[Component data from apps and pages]
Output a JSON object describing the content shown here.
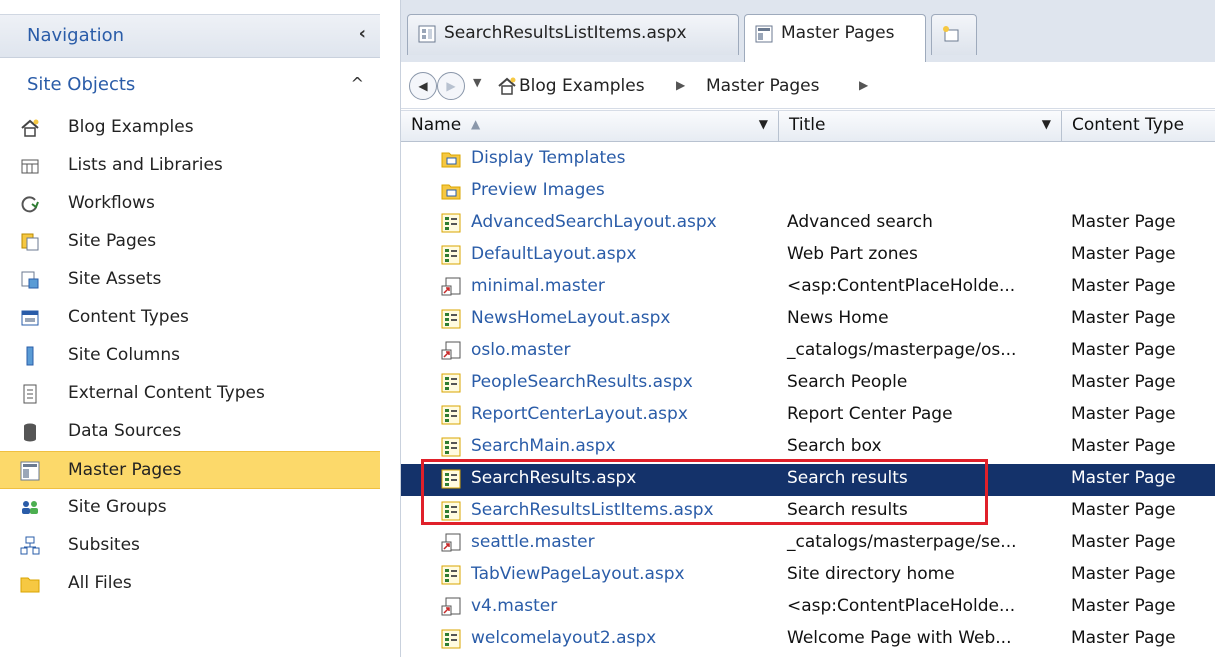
{
  "nav": {
    "title": "Navigation",
    "collapse_glyph": "‹",
    "section_title": "Site Objects",
    "section_glyph": "^",
    "items": [
      {
        "label": "Blog Examples",
        "icon": "home-icon"
      },
      {
        "label": "Lists and Libraries",
        "icon": "list-icon"
      },
      {
        "label": "Workflows",
        "icon": "workflow-icon"
      },
      {
        "label": "Site Pages",
        "icon": "pages-icon"
      },
      {
        "label": "Site Assets",
        "icon": "assets-icon"
      },
      {
        "label": "Content Types",
        "icon": "content-types-icon"
      },
      {
        "label": "Site Columns",
        "icon": "columns-icon"
      },
      {
        "label": "External Content Types",
        "icon": "external-icon"
      },
      {
        "label": "Data Sources",
        "icon": "database-icon"
      },
      {
        "label": "Master Pages",
        "icon": "master-pages-icon"
      },
      {
        "label": "Site Groups",
        "icon": "groups-icon"
      },
      {
        "label": "Subsites",
        "icon": "subsites-icon"
      },
      {
        "label": "All Files",
        "icon": "folder-icon"
      }
    ],
    "selected_index": 9
  },
  "tabs": [
    {
      "label": "SearchResultsListItems.aspx"
    },
    {
      "label": "Master Pages"
    }
  ],
  "address": {
    "back": "◀",
    "forward": "▶",
    "dropdown": "▼",
    "crumbs": [
      "Blog Examples",
      "Master Pages"
    ],
    "separator": "▶"
  },
  "columns": {
    "name": "Name",
    "name_sort": "▲",
    "dropdown": "▼",
    "title": "Title",
    "content_type": "Content Type"
  },
  "rows": [
    {
      "name": "Display Templates",
      "title": "",
      "type": "",
      "kind": "folder"
    },
    {
      "name": "Preview Images",
      "title": "",
      "type": "",
      "kind": "folder"
    },
    {
      "name": "AdvancedSearchLayout.aspx",
      "title": "Advanced search",
      "type": "Master Page",
      "kind": "layout"
    },
    {
      "name": "DefaultLayout.aspx",
      "title": "Web Part zones",
      "type": "Master Page",
      "kind": "layout"
    },
    {
      "name": "minimal.master",
      "title": "<asp:ContentPlaceHolde...",
      "type": "Master Page",
      "kind": "master"
    },
    {
      "name": "NewsHomeLayout.aspx",
      "title": "News Home",
      "type": "Master Page",
      "kind": "layout"
    },
    {
      "name": "oslo.master",
      "title": "_catalogs/masterpage/os...",
      "type": "Master Page",
      "kind": "master"
    },
    {
      "name": "PeopleSearchResults.aspx",
      "title": "Search People",
      "type": "Master Page",
      "kind": "layout"
    },
    {
      "name": "ReportCenterLayout.aspx",
      "title": "Report Center Page",
      "type": "Master Page",
      "kind": "layout"
    },
    {
      "name": "SearchMain.aspx",
      "title": "Search box",
      "type": "Master Page",
      "kind": "layout"
    },
    {
      "name": "SearchResults.aspx",
      "title": "Search results",
      "type": "Master Page",
      "kind": "layout"
    },
    {
      "name": "SearchResultsListItems.aspx",
      "title": "Search results",
      "type": "Master Page",
      "kind": "layout"
    },
    {
      "name": "seattle.master",
      "title": "_catalogs/masterpage/se...",
      "type": "Master Page",
      "kind": "master"
    },
    {
      "name": "TabViewPageLayout.aspx",
      "title": "Site directory home",
      "type": "Master Page",
      "kind": "layout"
    },
    {
      "name": "v4.master",
      "title": "<asp:ContentPlaceHolde...",
      "type": "Master Page",
      "kind": "master"
    },
    {
      "name": "welcomelayout2.aspx",
      "title": "Welcome Page with Web...",
      "type": "Master Page",
      "kind": "layout"
    }
  ],
  "selected_row": 10,
  "colors": {
    "selection": "#14326a",
    "nav_selected": "#fcd96a",
    "highlight_border": "#e0202a",
    "link": "#2a5ca8"
  }
}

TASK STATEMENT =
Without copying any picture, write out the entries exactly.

YOUR RESPONSE =
Output a JSON object describing the content shown here.
{
  "nav": {
    "title": "Navigation",
    "collapse_glyph": "‹",
    "section_title": "Site Objects",
    "section_glyph": "^",
    "items": [
      {
        "label": "Blog Examples",
        "icon": "home-icon"
      },
      {
        "label": "Lists and Libraries",
        "icon": "list-icon"
      },
      {
        "label": "Workflows",
        "icon": "workflow-icon"
      },
      {
        "label": "Site Pages",
        "icon": "pages-icon"
      },
      {
        "label": "Site Assets",
        "icon": "assets-icon"
      },
      {
        "label": "Content Types",
        "icon": "content-types-icon"
      },
      {
        "label": "Site Columns",
        "icon": "columns-icon"
      },
      {
        "label": "External Content Types",
        "icon": "external-icon"
      },
      {
        "label": "Data Sources",
        "icon": "database-icon"
      },
      {
        "label": "Master Pages",
        "icon": "master-pages-icon"
      },
      {
        "label": "Site Groups",
        "icon": "groups-icon"
      },
      {
        "label": "Subsites",
        "icon": "subsites-icon"
      },
      {
        "label": "All Files",
        "icon": "folder-icon"
      }
    ],
    "selected_index": 9
  },
  "tabs": [
    {
      "label": "SearchResultsListItems.aspx"
    },
    {
      "label": "Master Pages"
    }
  ],
  "address": {
    "back": "◀",
    "forward": "▶",
    "dropdown": "▼",
    "crumbs": [
      "Blog Examples",
      "Master Pages"
    ],
    "separator": "▶"
  },
  "columns": {
    "name": "Name",
    "name_sort": "▲",
    "dropdown": "▼",
    "title": "Title",
    "content_type": "Content Type"
  },
  "rows": [
    {
      "name": "Display Templates",
      "title": "",
      "type": "",
      "kind": "folder"
    },
    {
      "name": "Preview Images",
      "title": "",
      "type": "",
      "kind": "folder"
    },
    {
      "name": "AdvancedSearchLayout.aspx",
      "title": "Advanced search",
      "type": "Master Page",
      "kind": "layout"
    },
    {
      "name": "DefaultLayout.aspx",
      "title": "Web Part zones",
      "type": "Master Page",
      "kind": "layout"
    },
    {
      "name": "minimal.master",
      "title": "<asp:ContentPlaceHolde...",
      "type": "Master Page",
      "kind": "master"
    },
    {
      "name": "NewsHomeLayout.aspx",
      "title": "News Home",
      "type": "Master Page",
      "kind": "layout"
    },
    {
      "name": "oslo.master",
      "title": "_catalogs/masterpage/os...",
      "type": "Master Page",
      "kind": "master"
    },
    {
      "name": "PeopleSearchResults.aspx",
      "title": "Search People",
      "type": "Master Page",
      "kind": "layout"
    },
    {
      "name": "ReportCenterLayout.aspx",
      "title": "Report Center Page",
      "type": "Master Page",
      "kind": "layout"
    },
    {
      "name": "SearchMain.aspx",
      "title": "Search box",
      "type": "Master Page",
      "kind": "layout"
    },
    {
      "name": "SearchResults.aspx",
      "title": "Search results",
      "type": "Master Page",
      "kind": "layout"
    },
    {
      "name": "SearchResultsListItems.aspx",
      "title": "Search results",
      "type": "Master Page",
      "kind": "layout"
    },
    {
      "name": "seattle.master",
      "title": "_catalogs/masterpage/se...",
      "type": "Master Page",
      "kind": "master"
    },
    {
      "name": "TabViewPageLayout.aspx",
      "title": "Site directory home",
      "type": "Master Page",
      "kind": "layout"
    },
    {
      "name": "v4.master",
      "title": "<asp:ContentPlaceHolde...",
      "type": "Master Page",
      "kind": "master"
    },
    {
      "name": "welcomelayout2.aspx",
      "title": "Welcome Page with Web...",
      "type": "Master Page",
      "kind": "layout"
    }
  ],
  "selected_row": 10,
  "colors": {
    "selection": "#14326a",
    "nav_selected": "#fcd96a",
    "highlight_border": "#e0202a",
    "link": "#2a5ca8"
  }
}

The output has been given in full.